§ **AIM OF THE EXERCISE**
Would you please copy every line below that includes the string "this"?

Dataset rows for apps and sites
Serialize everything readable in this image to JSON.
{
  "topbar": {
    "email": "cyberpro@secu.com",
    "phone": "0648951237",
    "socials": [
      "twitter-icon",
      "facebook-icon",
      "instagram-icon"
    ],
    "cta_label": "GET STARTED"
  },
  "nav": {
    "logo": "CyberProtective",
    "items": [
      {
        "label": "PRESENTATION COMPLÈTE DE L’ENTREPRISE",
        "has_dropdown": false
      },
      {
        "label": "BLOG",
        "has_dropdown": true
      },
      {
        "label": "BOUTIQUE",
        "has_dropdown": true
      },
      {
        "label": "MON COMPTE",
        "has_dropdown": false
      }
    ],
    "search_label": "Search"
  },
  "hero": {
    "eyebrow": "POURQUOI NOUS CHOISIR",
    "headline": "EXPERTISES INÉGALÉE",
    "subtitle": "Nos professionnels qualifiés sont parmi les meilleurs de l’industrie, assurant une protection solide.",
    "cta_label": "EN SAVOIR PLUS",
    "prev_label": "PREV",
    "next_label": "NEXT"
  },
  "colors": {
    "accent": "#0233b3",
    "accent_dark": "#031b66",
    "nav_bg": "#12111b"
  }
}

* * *

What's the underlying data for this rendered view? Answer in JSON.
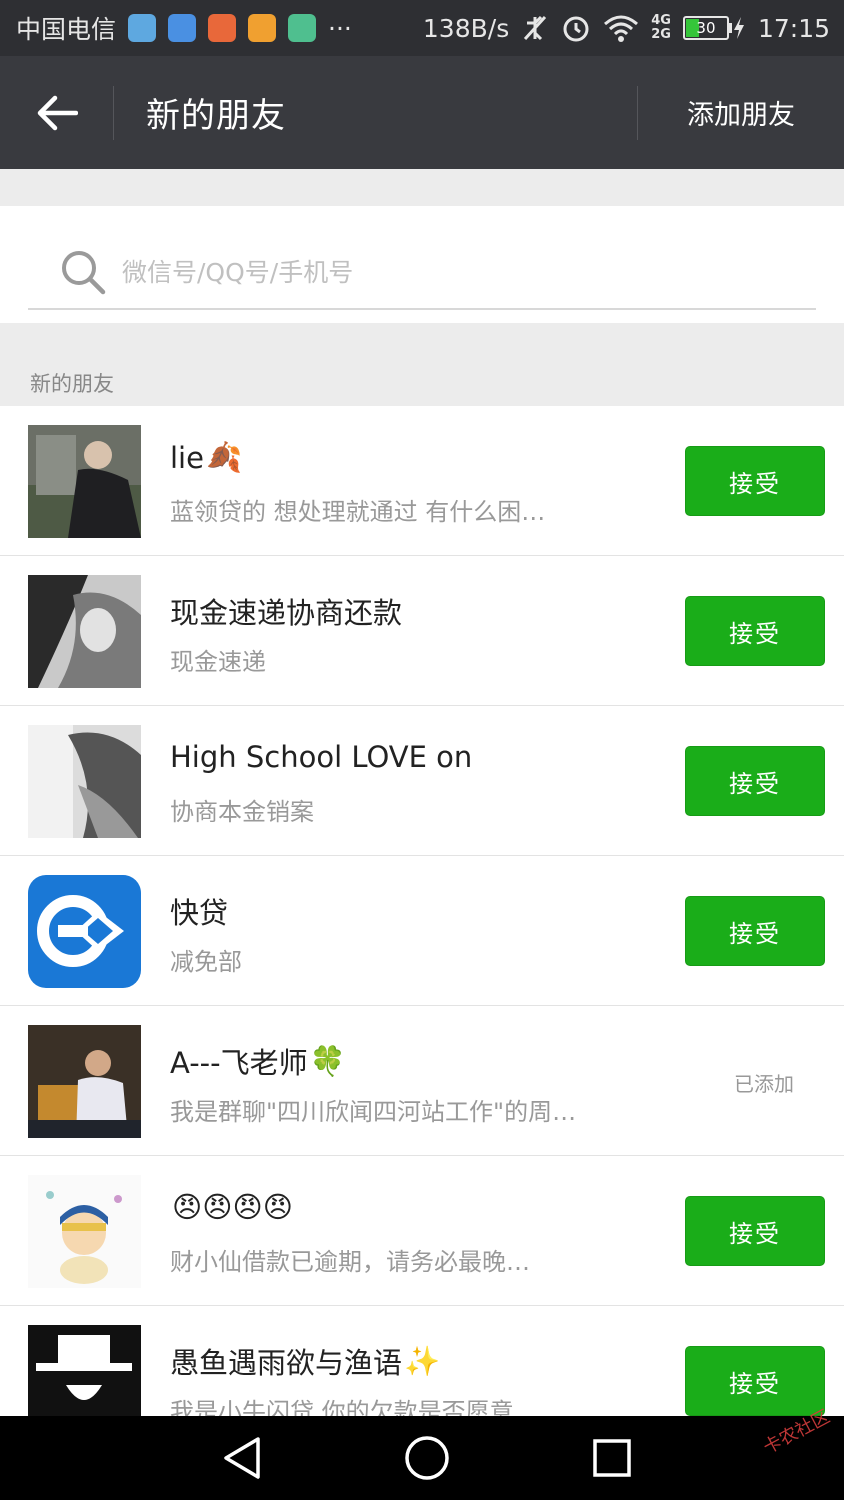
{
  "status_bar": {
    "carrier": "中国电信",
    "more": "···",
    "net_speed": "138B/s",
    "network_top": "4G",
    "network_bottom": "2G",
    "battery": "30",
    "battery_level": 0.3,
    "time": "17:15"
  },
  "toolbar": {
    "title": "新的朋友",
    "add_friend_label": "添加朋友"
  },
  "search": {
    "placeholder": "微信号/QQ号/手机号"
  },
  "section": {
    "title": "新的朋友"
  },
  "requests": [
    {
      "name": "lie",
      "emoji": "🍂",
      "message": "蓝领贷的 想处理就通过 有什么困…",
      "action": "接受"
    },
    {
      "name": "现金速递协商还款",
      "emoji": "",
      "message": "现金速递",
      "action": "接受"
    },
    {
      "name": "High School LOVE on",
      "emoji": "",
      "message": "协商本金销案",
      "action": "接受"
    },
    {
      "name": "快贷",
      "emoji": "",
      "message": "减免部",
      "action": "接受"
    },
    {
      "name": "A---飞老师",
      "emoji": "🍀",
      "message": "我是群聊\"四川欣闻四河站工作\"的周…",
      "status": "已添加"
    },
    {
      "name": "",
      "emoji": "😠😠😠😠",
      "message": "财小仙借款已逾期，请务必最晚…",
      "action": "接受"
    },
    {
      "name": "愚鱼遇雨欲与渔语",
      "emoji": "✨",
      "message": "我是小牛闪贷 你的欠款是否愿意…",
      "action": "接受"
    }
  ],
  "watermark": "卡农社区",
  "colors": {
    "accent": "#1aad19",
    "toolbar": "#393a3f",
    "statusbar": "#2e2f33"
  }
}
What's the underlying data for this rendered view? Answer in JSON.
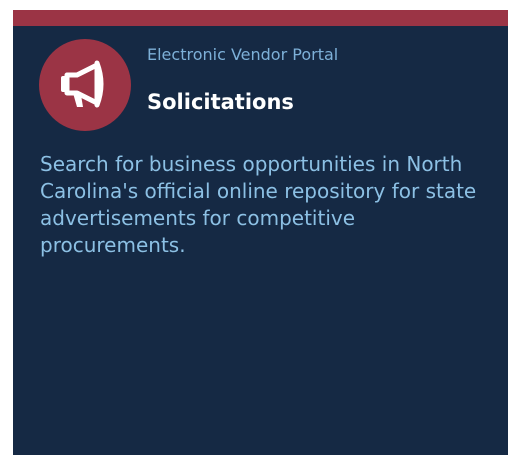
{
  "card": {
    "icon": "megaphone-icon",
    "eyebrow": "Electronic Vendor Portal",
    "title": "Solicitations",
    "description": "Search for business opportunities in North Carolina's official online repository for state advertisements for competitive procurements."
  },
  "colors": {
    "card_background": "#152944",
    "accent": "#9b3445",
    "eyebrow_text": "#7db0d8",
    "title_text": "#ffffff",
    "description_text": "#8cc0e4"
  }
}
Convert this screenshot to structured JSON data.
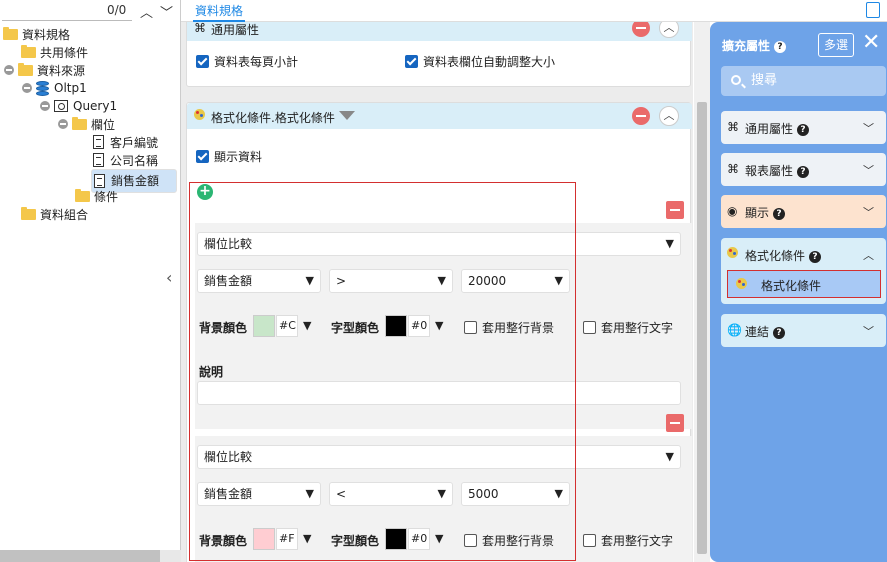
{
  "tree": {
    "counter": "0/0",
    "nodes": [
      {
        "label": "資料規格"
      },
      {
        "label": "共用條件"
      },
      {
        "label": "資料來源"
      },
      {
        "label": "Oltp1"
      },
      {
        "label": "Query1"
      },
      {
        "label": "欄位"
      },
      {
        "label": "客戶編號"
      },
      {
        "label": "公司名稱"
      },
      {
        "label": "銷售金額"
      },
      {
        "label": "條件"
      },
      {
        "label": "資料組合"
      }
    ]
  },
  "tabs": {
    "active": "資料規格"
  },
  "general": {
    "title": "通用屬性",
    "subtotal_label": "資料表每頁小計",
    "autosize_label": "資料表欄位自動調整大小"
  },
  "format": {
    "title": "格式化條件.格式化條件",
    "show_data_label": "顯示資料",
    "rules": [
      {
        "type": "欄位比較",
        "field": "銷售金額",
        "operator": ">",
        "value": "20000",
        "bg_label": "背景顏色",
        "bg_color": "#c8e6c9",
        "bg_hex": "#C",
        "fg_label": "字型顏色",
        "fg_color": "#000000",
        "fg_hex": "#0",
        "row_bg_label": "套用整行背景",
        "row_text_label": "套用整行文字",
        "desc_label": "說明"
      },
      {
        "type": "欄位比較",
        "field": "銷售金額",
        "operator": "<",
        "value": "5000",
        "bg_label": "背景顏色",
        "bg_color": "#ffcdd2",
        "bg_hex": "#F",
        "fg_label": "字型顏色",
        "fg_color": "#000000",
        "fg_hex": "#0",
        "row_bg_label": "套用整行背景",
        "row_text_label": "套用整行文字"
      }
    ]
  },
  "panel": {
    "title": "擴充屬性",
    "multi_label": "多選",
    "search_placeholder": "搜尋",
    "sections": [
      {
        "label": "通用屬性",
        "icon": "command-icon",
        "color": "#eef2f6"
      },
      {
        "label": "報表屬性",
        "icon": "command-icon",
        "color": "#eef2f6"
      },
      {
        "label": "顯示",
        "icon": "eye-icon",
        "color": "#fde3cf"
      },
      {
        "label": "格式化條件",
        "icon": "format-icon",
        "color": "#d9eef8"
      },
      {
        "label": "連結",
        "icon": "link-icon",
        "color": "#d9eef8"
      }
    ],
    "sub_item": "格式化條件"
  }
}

§ **ANSWER FOR THE TASK**
Serialize everything readable in this image to JSON.
What's the underlying data for this rendered view? Answer in JSON.
What's the underlying data for this rendered view? Answer in JSON.
Convert this screenshot to structured JSON data.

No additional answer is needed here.